Tribe underlines the appeal of tribal connection with stories of Sarajevo siege survivors longing for the communal support of the war, statistics of suicide and mental illness declining during conflicts, and nations rallying together during bombing blitzes or natural disasters. History shows that at these times social bonds are reinforced and people commit their energies to the community’s good, rather than just looking out for themselves.
The attraction of tribal living is also shown historically in that many white settlers in North America sought tribal life with the Indians, but very few Indians sought or were content in white society. This raised awkward questions about the 'supposed' superiority of Western society, as Indian society had an appealing tribal egalitarianism, high sense of belonging, and emphasis on sharing rather than private accumulation.
In contrast to the desperate cycles of work, financial obligation and loneliness that are rampant in Western society, Junger argues people are wired to help each other. Risking our lives for others and showing moral courage is what we are born and made for. Like a tribe, this means we need to foster connectedness and places for all people to make a valuable contribution. It means we need to see fraud at any level as a profound betrayal of the group. Bullies need to be faced down by coalitions of senior tribe members. For those who have been exposed to the trauma of war, we need detox ceremonies to confront war’s consequences and prepare for readjustment, such as the American traditions that Junger narrates including the Lakotah Sun Dance and vision quest ceremonies.
Tribe is thought-provoking reading for soldiers and commanders as well as those who seek to understand and support them. It prompted several questions about wellbeing for Army soldiers and veterans that I am looking forward to discussing with colleagues:
- How can we best foster teams with tribal loyalty?
- What are the dangers of tribal thinking e.g. looking down on the weak?
- To foster best practice for promoting soldier and veteran welfare: What can soldiers do? What can their colleagues do? (and) What can the communities that they return to do?
- What else is needed to better prepare soldiers for transition from Army?
- The Apostle Paul expressed his vision for community as an interdependent body, of which he said: ‘If one part suffers, all the parts suffer with it, and if one part is honoured, all the parts are glad’ (1 Corinthians 12:26). What religious resources can inform this kind of belonging and teamwork at its best?
- What locally appropriate processes do we need in Australia for helping soldiers find tribal connections and resilience for the sake of psychological survival?
This review was originally published in Australian Army Chaplaincy Journal (2020), pp.115-116; available from: http://drnet.defence.gov.au/Army/DGCHAPA/Pages/Home.aspx

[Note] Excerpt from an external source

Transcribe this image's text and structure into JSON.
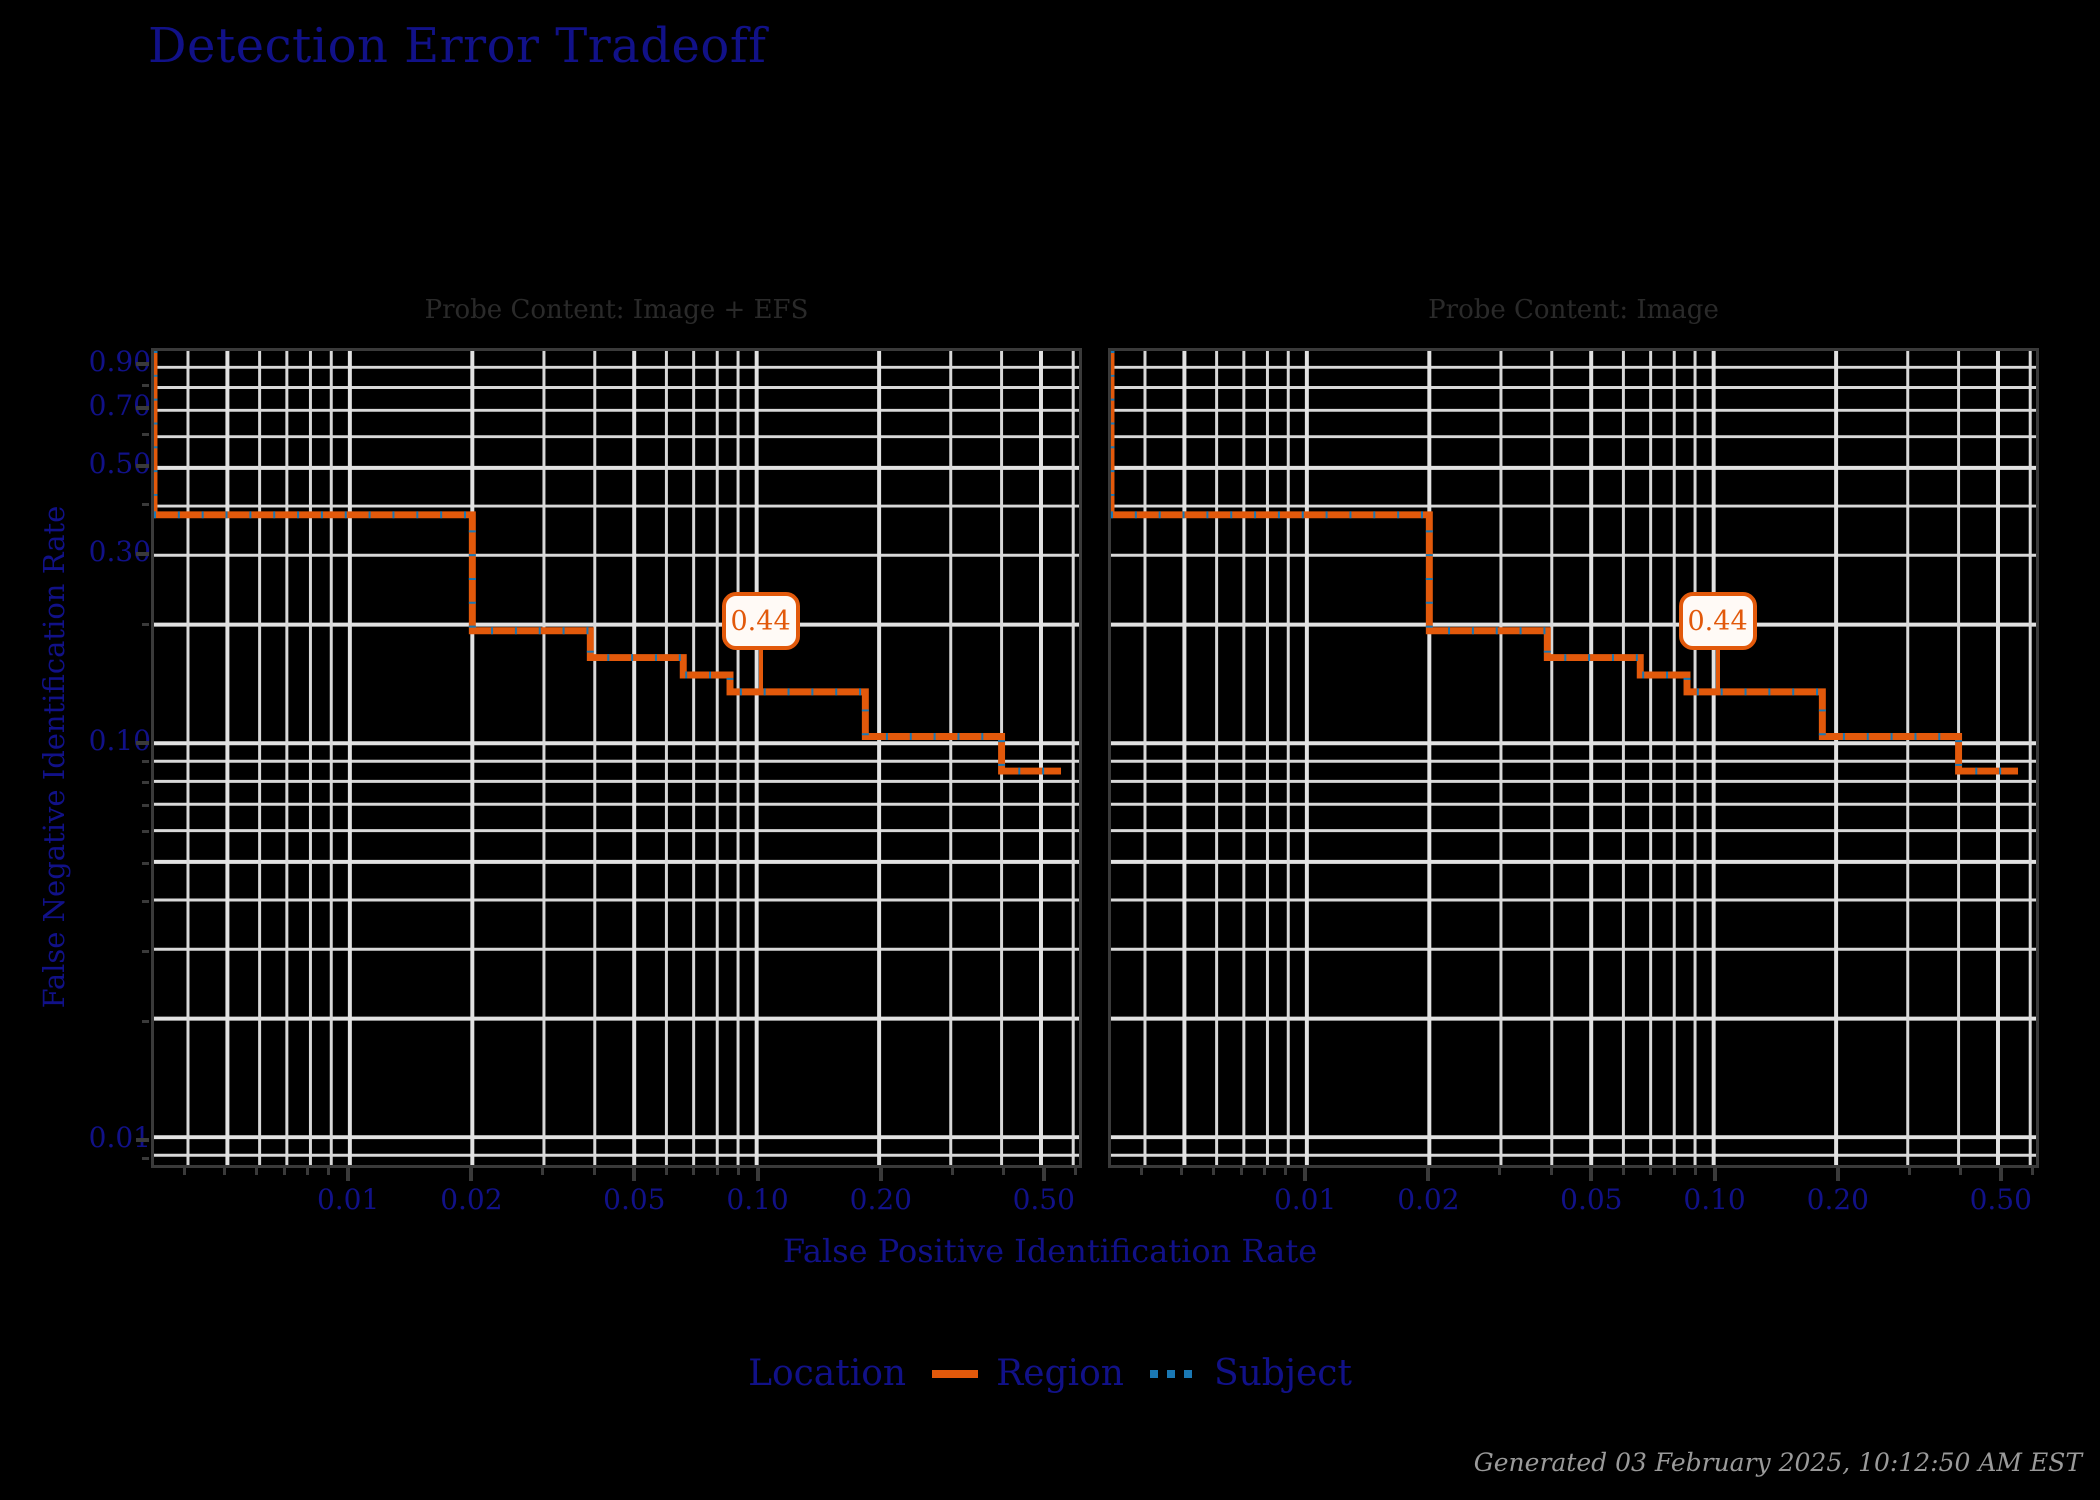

The publisher details are London: HarperCollins, 2017.
WO2 Greg Mathers also conducted a review of this book. The video of his review can be found in a previously published Cove article in February 2019 here.